------ Records shown
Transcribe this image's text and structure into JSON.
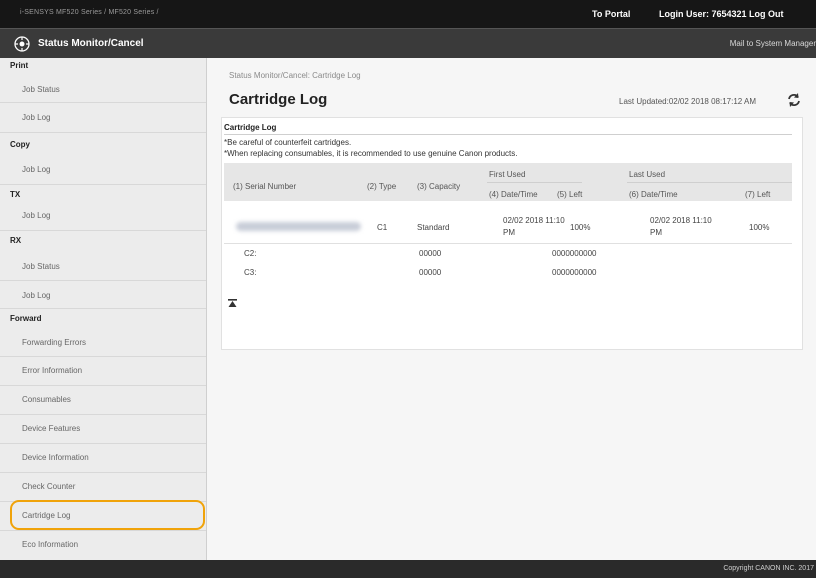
{
  "topbar": {
    "product": "i-SENSYS   MF520 Series / MF520 Series /",
    "portal": "To Portal",
    "login": "Login User:  7654321  Log Out"
  },
  "subbar": {
    "title": "Status Monitor/Cancel",
    "mail": "Mail to System Manager"
  },
  "sidebar": {
    "print": "Print",
    "print_job_status": "Job Status",
    "print_job_log": "Job Log",
    "copy": "Copy",
    "copy_job_log": "Job Log",
    "tx": "TX",
    "tx_job_log": "Job Log",
    "rx": "RX",
    "rx_job_status": "Job Status",
    "rx_job_log": "Job Log",
    "forward": "Forward",
    "forward_errors": "Forwarding Errors",
    "error_information": "Error Information",
    "consumables": "Consumables",
    "device_features": "Device Features",
    "device_information": "Device Information",
    "check_counter": "Check Counter",
    "cartridge_log": "Cartridge Log",
    "eco_information": "Eco Information"
  },
  "main": {
    "breadcrumb": "Status Monitor/Cancel: Cartridge Log",
    "title": "Cartridge Log",
    "last_updated": "Last Updated:02/02 2018 08:17:12 AM",
    "section_title": "Cartridge Log",
    "note1": "*Be careful of counterfeit cartridges.",
    "note2": "*When replacing consumables, it is recommended to use genuine Canon products."
  },
  "table": {
    "h_serial": "(1) Serial Number",
    "h_type": "(2) Type",
    "h_capacity": "(3) Capacity",
    "h_first_used": "First Used",
    "h_first_date": "(4) Date/Time",
    "h_first_left": "(5) Left",
    "h_last_used": "Last Used",
    "h_last_date": "(6) Date/Time",
    "h_last_left": "(7) Left",
    "row1": {
      "type": "C1",
      "capacity": "Standard",
      "first_date_l1": "02/02 2018 11:10",
      "first_date_l2": "PM",
      "first_left": "100%",
      "last_date_l1": "02/02 2018 11:10",
      "last_date_l2": "PM",
      "last_left": "100%"
    },
    "row2": {
      "label": "C2:",
      "capacity": "00000",
      "value": "0000000000"
    },
    "row3": {
      "label": "C3:",
      "capacity": "00000",
      "value": "0000000000"
    }
  },
  "footer": {
    "copyright": "Copyright CANON INC. 2017"
  },
  "colors": {
    "topbar": "#161616",
    "subbar": "#3a3a3a",
    "sidebar": "#ececec",
    "selected_outline": "#f0a30a",
    "footer": "#2a2a2a"
  },
  "icons": {
    "home": "home-icon",
    "refresh": "refresh-icon",
    "back_to_top": "back-to-top-icon"
  }
}
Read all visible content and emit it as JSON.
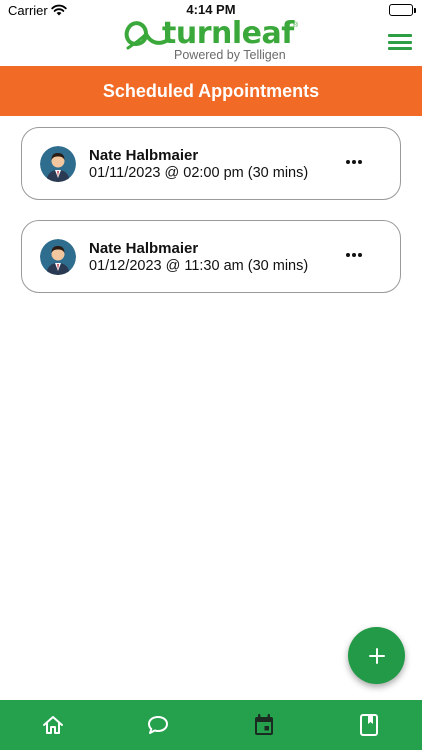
{
  "status_bar": {
    "carrier": "Carrier",
    "time": "4:14 PM",
    "battery_level": 1.0
  },
  "header": {
    "logo_text": "turnleaf",
    "logo_registered": "®",
    "logo_subtitle": "Powered by Telligen",
    "menu_icon": "hamburger-menu-icon"
  },
  "page": {
    "title": "Scheduled Appointments"
  },
  "appointments": [
    {
      "name": "Nate Halbmaier",
      "datetime": "01/11/2023 @ 02:00 pm (30 mins)",
      "avatar_icon": "user-avatar-icon",
      "more_icon": "ellipsis-icon"
    },
    {
      "name": "Nate Halbmaier",
      "datetime": "01/12/2023 @ 11:30 am (30 mins)",
      "avatar_icon": "user-avatar-icon",
      "more_icon": "ellipsis-icon"
    }
  ],
  "fab": {
    "icon": "plus-icon"
  },
  "bottom_nav": {
    "items": [
      {
        "icon": "home-icon"
      },
      {
        "icon": "chat-bubble-icon"
      },
      {
        "icon": "calendar-icon",
        "active": true
      },
      {
        "icon": "book-icon"
      }
    ]
  },
  "colors": {
    "brand_green": "#2e9e45",
    "header_orange": "#f26b26",
    "nav_green": "#25a04c"
  }
}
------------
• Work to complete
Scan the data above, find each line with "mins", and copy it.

• Solution for this task
      "datetime": "01/11/2023 @ 02:00 pm (30 mins)",
      "datetime": "01/12/2023 @ 11:30 am (30 mins)",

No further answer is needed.